Financial institutions have long recognised the importance of establishing strong ties with local customers and the mutual benefits of forging such relationships. You only have to look at the loyalty that building societies inspire throughout their regional heartlands to realise borrowers want to have empathy with their financial providers and are grateful for personal and localised touches in a world that can seem dominated by faceless transactions conducted via computers.
Banks are not ignorant to the importance of identity either. This month sees the 10th anniversary of HSBC’s advertising campaign modelling itself as “The world’s local bank.”
But while huge national lenders/providers and financial institutions retain a keen sense of parochial peculiarities, local advisory practices sometimes overlook the very thing that should be at the core of their identity and inform everything they do – the fact they are based in, and knowledgeable of, the same area that their customers inhabit.
Being a local service that understands the needs of local people should be the raison d’etre for all such practices and this partiality can form intermediaries’ unique selling point. Establishing personal relationships is at the heart of what financial advisers do and if part of the bridge-building is borne out of informal discussions about local weather, football results or politics, then all the better.

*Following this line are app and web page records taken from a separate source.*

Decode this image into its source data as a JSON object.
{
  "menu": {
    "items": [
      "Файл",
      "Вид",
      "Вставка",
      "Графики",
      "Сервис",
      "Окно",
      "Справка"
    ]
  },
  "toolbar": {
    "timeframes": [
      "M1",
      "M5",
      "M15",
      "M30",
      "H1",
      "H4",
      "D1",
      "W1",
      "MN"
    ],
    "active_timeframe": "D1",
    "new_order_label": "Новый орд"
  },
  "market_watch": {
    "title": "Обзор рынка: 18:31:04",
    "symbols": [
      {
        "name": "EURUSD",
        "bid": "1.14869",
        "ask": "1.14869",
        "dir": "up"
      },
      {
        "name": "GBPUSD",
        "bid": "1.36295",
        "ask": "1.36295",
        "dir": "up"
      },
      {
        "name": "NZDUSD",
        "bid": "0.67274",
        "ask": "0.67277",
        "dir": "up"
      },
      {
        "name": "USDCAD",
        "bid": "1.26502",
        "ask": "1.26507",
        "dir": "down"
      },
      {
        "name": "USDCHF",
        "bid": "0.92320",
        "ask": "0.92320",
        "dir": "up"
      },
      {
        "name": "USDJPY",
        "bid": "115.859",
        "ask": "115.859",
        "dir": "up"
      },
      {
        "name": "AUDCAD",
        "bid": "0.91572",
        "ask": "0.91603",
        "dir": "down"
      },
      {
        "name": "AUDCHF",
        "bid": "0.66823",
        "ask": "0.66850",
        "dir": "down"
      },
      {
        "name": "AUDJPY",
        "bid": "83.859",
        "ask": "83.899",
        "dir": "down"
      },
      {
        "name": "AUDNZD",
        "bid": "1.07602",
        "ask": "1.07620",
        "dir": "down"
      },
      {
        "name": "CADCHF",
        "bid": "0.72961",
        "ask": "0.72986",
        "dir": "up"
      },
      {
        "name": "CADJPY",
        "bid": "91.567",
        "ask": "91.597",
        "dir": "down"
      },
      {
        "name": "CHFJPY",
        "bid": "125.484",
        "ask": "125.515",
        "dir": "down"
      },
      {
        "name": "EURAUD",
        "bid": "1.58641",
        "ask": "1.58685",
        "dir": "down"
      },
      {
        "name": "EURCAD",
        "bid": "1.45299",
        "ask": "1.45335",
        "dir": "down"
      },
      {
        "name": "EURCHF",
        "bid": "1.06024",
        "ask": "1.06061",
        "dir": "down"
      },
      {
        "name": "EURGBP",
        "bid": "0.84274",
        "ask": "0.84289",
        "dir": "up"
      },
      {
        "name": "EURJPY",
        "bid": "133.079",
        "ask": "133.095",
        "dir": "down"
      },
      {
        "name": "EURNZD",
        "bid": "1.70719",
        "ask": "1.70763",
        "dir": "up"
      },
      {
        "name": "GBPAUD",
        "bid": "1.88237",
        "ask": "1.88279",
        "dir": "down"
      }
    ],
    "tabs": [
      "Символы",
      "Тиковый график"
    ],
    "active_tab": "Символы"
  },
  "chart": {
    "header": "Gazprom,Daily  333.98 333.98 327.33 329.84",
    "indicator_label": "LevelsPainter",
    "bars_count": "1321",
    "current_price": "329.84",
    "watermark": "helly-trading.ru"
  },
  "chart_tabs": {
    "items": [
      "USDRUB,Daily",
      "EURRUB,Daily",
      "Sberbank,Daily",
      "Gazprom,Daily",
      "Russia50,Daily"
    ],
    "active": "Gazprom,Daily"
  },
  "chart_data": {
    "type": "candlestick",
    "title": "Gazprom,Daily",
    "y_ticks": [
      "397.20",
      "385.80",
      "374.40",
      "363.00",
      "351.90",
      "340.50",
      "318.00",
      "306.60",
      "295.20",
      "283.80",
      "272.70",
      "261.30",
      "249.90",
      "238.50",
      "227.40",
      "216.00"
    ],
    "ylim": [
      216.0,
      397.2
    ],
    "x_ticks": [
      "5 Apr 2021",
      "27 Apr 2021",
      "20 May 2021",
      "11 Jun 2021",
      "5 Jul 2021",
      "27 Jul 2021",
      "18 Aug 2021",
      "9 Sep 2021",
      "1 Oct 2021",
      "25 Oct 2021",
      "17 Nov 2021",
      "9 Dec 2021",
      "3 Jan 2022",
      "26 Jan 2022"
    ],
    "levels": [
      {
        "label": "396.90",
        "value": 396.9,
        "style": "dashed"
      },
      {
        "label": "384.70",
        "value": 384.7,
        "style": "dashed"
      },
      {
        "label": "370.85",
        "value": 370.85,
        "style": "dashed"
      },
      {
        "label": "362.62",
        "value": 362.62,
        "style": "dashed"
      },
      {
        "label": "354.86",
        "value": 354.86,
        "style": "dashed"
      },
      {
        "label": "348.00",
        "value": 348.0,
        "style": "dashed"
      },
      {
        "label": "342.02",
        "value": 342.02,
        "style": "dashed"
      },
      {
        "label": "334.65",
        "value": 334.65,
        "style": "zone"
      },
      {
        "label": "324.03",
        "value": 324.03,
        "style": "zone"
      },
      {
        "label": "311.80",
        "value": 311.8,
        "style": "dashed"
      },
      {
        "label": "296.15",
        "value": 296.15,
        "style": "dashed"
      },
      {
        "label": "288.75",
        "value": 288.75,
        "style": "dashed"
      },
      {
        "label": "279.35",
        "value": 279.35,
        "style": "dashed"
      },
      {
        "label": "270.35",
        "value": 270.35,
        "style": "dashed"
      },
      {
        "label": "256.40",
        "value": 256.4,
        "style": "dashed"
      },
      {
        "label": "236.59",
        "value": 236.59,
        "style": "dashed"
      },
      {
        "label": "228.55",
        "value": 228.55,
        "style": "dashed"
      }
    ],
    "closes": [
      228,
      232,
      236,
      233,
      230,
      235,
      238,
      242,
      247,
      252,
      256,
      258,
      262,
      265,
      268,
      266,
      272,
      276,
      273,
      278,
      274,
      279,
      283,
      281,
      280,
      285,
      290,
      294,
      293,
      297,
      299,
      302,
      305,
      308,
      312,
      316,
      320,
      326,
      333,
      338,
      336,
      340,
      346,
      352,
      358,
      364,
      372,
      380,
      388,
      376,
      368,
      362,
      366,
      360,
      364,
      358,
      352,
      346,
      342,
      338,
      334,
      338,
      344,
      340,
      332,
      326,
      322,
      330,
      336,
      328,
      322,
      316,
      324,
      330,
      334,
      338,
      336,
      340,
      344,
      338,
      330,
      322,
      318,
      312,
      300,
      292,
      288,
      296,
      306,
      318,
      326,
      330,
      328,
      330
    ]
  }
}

We have all endured insincere attempts from non-local telesales callers or charity fundraisers to establish common ground by making sweeping generalisations based on geographical assumptions, so it is all the more appreciated when someone strikes up a conversation about something local, topical and, most important, personal.
Being local does not just make casual chatting easier either – it can inform the advice provided and the plan of action an adviser decides upon.
Take, for example, communities where the economy and employment situation is strongly linked to a specific industry or company, such as Vauxhall in Ellesmere Port or Nissan in Sunderland. Local advisers are more likely to have an understanding of the atmosphere and prospects of the area and are able to advise accordingly.
Imagine if a big manufacturer, which is integral to the local economy by virtue of direct employment and links with local suppliers, is facing financial difficulties or is on the verge of making redundancies. A local adviser is likely to have picked this up from regional press or anecdotal conversations and is well placed to suggest a protection review to any clients employed by the manufacturer.
Customers appreciate a solution specific to their needs and not just a one- size-fits-all approach.
Advisers may have their ears to the ground regarding the possibility of new employers coming to the area and the likely impact on house prices.
The BBC’s decision to move much of its resources to Manchester had a marked impact on property values in fashionable areas such as Didsbury – something an adviser outside the area would have been unlikely to pick up on.
When borrowers make financial commitments as significant as retirement planning or taking out a mortgage through an adviser, they are not just taking out a pension or acquiring a homeloan – they are buying into the relationship with their adviser and placing their trust in their hands. People buy people and this is why local advisers are able to inspire such appreciation, dedication and commitment.
Even if some IFAs’ businesses are part of networks or ownership structures that mean the end-owner is not local, it is important for many firms to retain a local brand.
This set-up essentially gives principals the best of both worlds. They are able to benefit from a centralised back-office, and the support and structure this affords them, there is a financial incentive and they get the significant backing of a national operation, all while maintaining the local identity that made them successful in the first place.
The world has become a global village and it means there will always be a core audience of people who appreciate the personal touch of buying local when faced with an homogenised, somewhat faceless choice.
We have seen many technological moves in financial services over the past few years that have removed the need for face-to-face interaction but the majority of people prefer to discuss such problems/issues with someone in person.
If that someone is an adviser who understands their problems and needs and can empathise with their frustrations about the local road works, then it is not hard to see why customers will stay loyal to them rather than going elsewhere.
Local practices for local people may sound rather like the mantra of the fiercely partisan residents of The League of Gentlemen’s Royston Vasey but focusing on local brand and investment philosophy will benefit clients, it will also help firms retain advisers and ensure they remain profitable and relevant for years to come.
Financial services advice will remain a sector where local knowledge is invaluable.